Recall that Lim had similarly in June written to Jamoh following the arrest and prosecution of some suspected pirates by Nigeria, a move he said sent a ‘strong and valuable message’ to the international community about Nigeria’s commitment to safety and security on its waters.

Earlier in a virtual address to a meeting of the G7++group of Friends of the Gulf of Guinea (G7++FOGG), Jamoh expressed Nigeria’s resolve to achieve security in the region.

While stating that Nigeria’s strategy against insecurity in the region would be based on home-grown solutions, he called for international cooperation and technical assistance, particularly as regards to maritime security strategy and policy development in line with IMO instruments.

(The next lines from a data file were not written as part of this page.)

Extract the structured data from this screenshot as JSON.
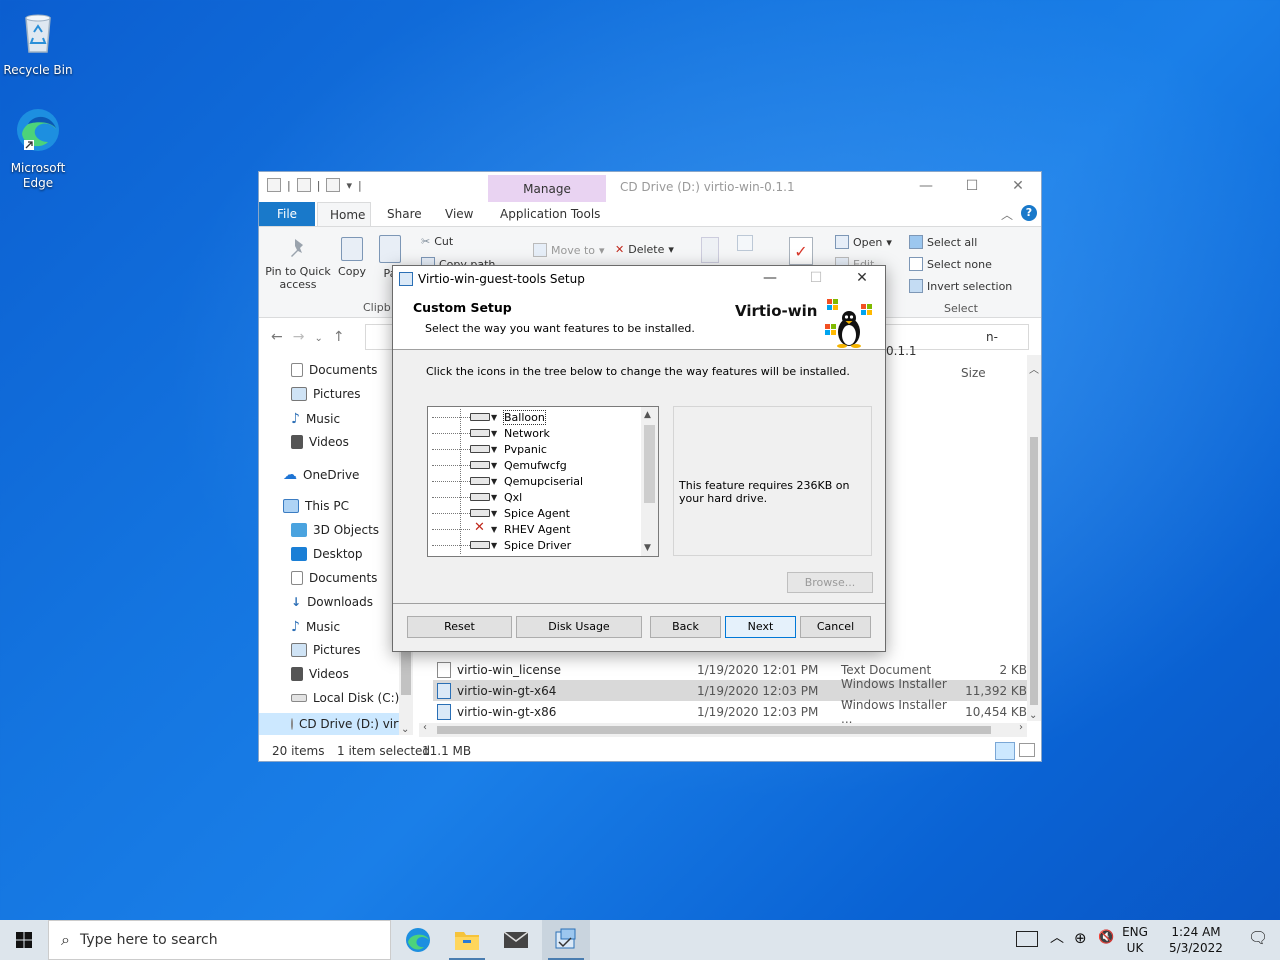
{
  "desktop": {
    "icons": [
      {
        "label": "Recycle Bin",
        "icon": "recycle-bin-icon"
      },
      {
        "label": "Microsoft Edge",
        "icon": "edge-icon"
      }
    ]
  },
  "explorer": {
    "title": "CD Drive (D:) virtio-win-0.1.1",
    "contextual_tab": "Manage",
    "tabs": [
      "File",
      "Home",
      "Share",
      "View",
      "Application Tools"
    ],
    "ribbon": {
      "pin_label": "Pin to Quick access",
      "copy": "Copy",
      "paste": "Pa",
      "cut": "Cut",
      "copy_path": "Copy path",
      "clipboard_group": "Clipb",
      "move_to": "Move to",
      "delete": "Delete",
      "open": "Open",
      "edit": "Edit",
      "select_all": "Select all",
      "select_none": "Select none",
      "invert_selection": "Invert selection",
      "select_group": "Select"
    },
    "address_tail": "n-0.1.1",
    "size_header": "Size",
    "nav": [
      {
        "label": "Documents"
      },
      {
        "label": "Pictures"
      },
      {
        "label": "Music"
      },
      {
        "label": "Videos"
      },
      {
        "label": "OneDrive"
      },
      {
        "label": "This PC"
      },
      {
        "label": "3D Objects"
      },
      {
        "label": "Desktop"
      },
      {
        "label": "Documents"
      },
      {
        "label": "Downloads"
      },
      {
        "label": "Music"
      },
      {
        "label": "Pictures"
      },
      {
        "label": "Videos"
      },
      {
        "label": "Local Disk (C:)"
      },
      {
        "label": "CD Drive (D:) virt"
      }
    ],
    "files": [
      {
        "name": "virtio-win_license",
        "date": "1/19/2020 12:01 PM",
        "type": "Text Document",
        "size": "2 KB"
      },
      {
        "name": "virtio-win-gt-x64",
        "date": "1/19/2020 12:03 PM",
        "type": "Windows Installer ...",
        "size": "11,392 KB"
      },
      {
        "name": "virtio-win-gt-x86",
        "date": "1/19/2020 12:03 PM",
        "type": "Windows Installer ...",
        "size": "10,454 KB"
      }
    ],
    "status": {
      "items": "20 items",
      "selected": "1 item selected",
      "size": "11.1 MB"
    }
  },
  "setup": {
    "title": "Virtio-win-guest-tools Setup",
    "heading": "Custom Setup",
    "subheading": "Select the way you want features to be installed.",
    "brand": "Virtio-win",
    "instruction": "Click the icons in the tree below to change the way features will be installed.",
    "features": [
      {
        "label": "Balloon",
        "state": "install"
      },
      {
        "label": "Network",
        "state": "install"
      },
      {
        "label": "Pvpanic",
        "state": "install"
      },
      {
        "label": "Qemufwcfg",
        "state": "install"
      },
      {
        "label": "Qemupciserial",
        "state": "install"
      },
      {
        "label": "Qxl",
        "state": "install"
      },
      {
        "label": "Spice Agent",
        "state": "install"
      },
      {
        "label": "RHEV Agent",
        "state": "unavailable"
      },
      {
        "label": "Spice Driver",
        "state": "install"
      }
    ],
    "description": "This feature requires 236KB on your hard drive.",
    "browse": "Browse...",
    "buttons": {
      "reset": "Reset",
      "disk_usage": "Disk Usage",
      "back": "Back",
      "next": "Next",
      "cancel": "Cancel"
    }
  },
  "taskbar": {
    "search_placeholder": "Type here to search",
    "lang_top": "ENG",
    "lang_bottom": "UK",
    "time": "1:24 AM",
    "date": "5/3/2022"
  }
}
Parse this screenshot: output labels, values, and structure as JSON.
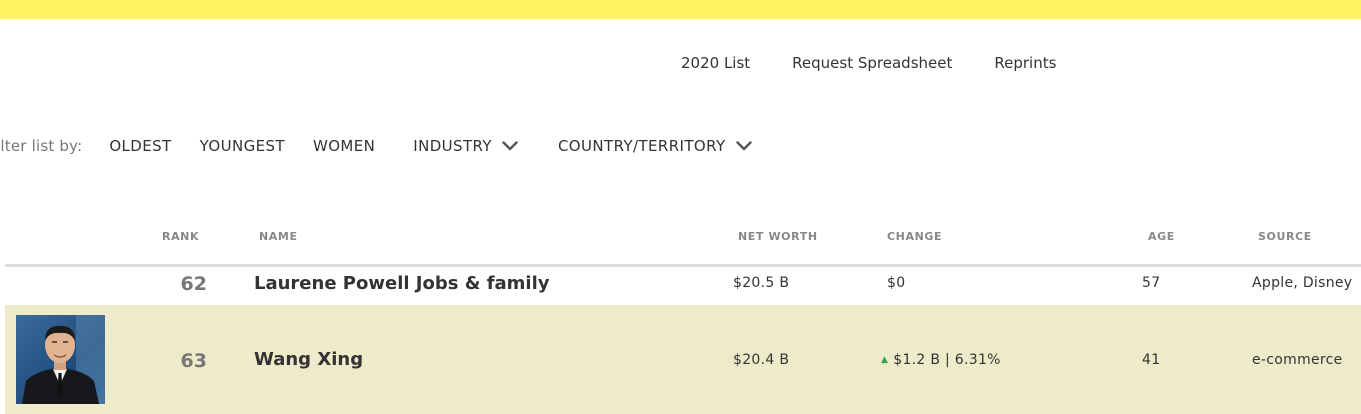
{
  "nav": {
    "items": [
      "2020 List",
      "Request Spreadsheet",
      "Reprints"
    ]
  },
  "filters": {
    "label": "ilter list by:",
    "options": [
      "OLDEST",
      "YOUNGEST",
      "WOMEN"
    ],
    "industry": "INDUSTRY",
    "country": "COUNTRY/TERRITORY"
  },
  "table": {
    "headers": {
      "rank": "RANK",
      "name": "NAME",
      "net_worth": "NET WORTH",
      "change": "CHANGE",
      "age": "AGE",
      "source": "SOURCE"
    },
    "rows": [
      {
        "rank": "62",
        "name": "Laurene Powell Jobs & family",
        "net_worth": "$20.5 B",
        "change": "$0",
        "age": "57",
        "source": "Apple, Disney"
      },
      {
        "rank": "63",
        "name": "Wang Xing",
        "net_worth": "$20.4 B",
        "change": "$1.2 B | 6.31%",
        "change_direction": "up",
        "age": "41",
        "source": "e-commerce",
        "highlighted": true
      }
    ]
  },
  "colors": {
    "top_bar": "#fff35f",
    "highlight_row": "#edebc9",
    "change_up": "#3aa14b"
  }
}
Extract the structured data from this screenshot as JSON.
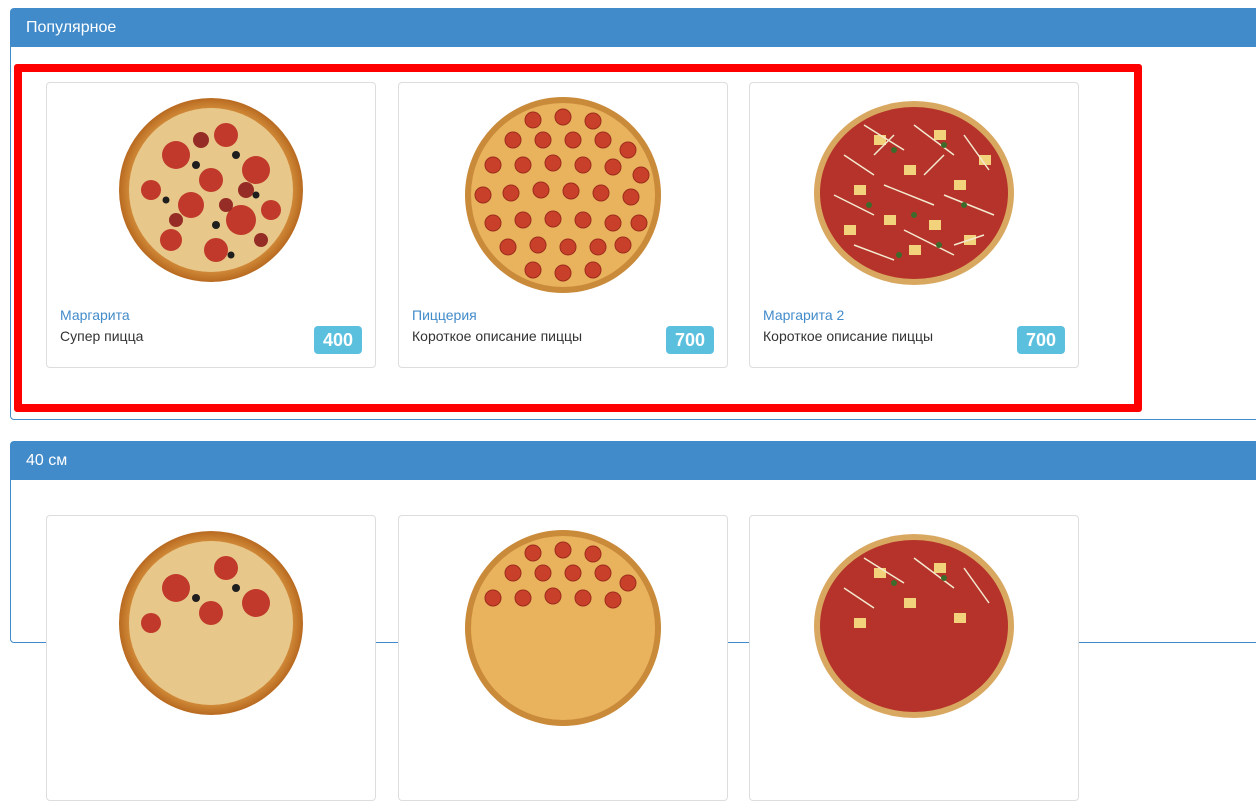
{
  "sections": [
    {
      "title": "Популярное",
      "items": [
        {
          "name": "Маргарита",
          "description": "Супер пицца",
          "price": "400",
          "image": "margherita-pizza"
        },
        {
          "name": "Пиццерия",
          "description": "Короткое описание пиццы",
          "price": "700",
          "image": "pepperoni-pizza"
        },
        {
          "name": "Маргарита 2",
          "description": "Короткое описание пиццы",
          "price": "700",
          "image": "cheese-pineapple-pizza"
        }
      ]
    },
    {
      "title": "40 см",
      "items": [
        {
          "image": "margherita-pizza"
        },
        {
          "image": "pepperoni-pizza"
        },
        {
          "image": "cheese-pineapple-pizza"
        }
      ]
    }
  ],
  "colors": {
    "header": "#428bca",
    "badge": "#5bc0de",
    "highlight": "#ff0000"
  }
}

Jamoh said Nigeria would rid the Gulf of Guinea of maritime crime using local initiatives anchored on the Integrated National Security and Waterways Protection Infrastructure, also listed Deep Blue Project, with the Command, Control, Communication, Computers, and Intelligence Centre (C4i Centre); SPOMO Act; and intensified regional cooperation.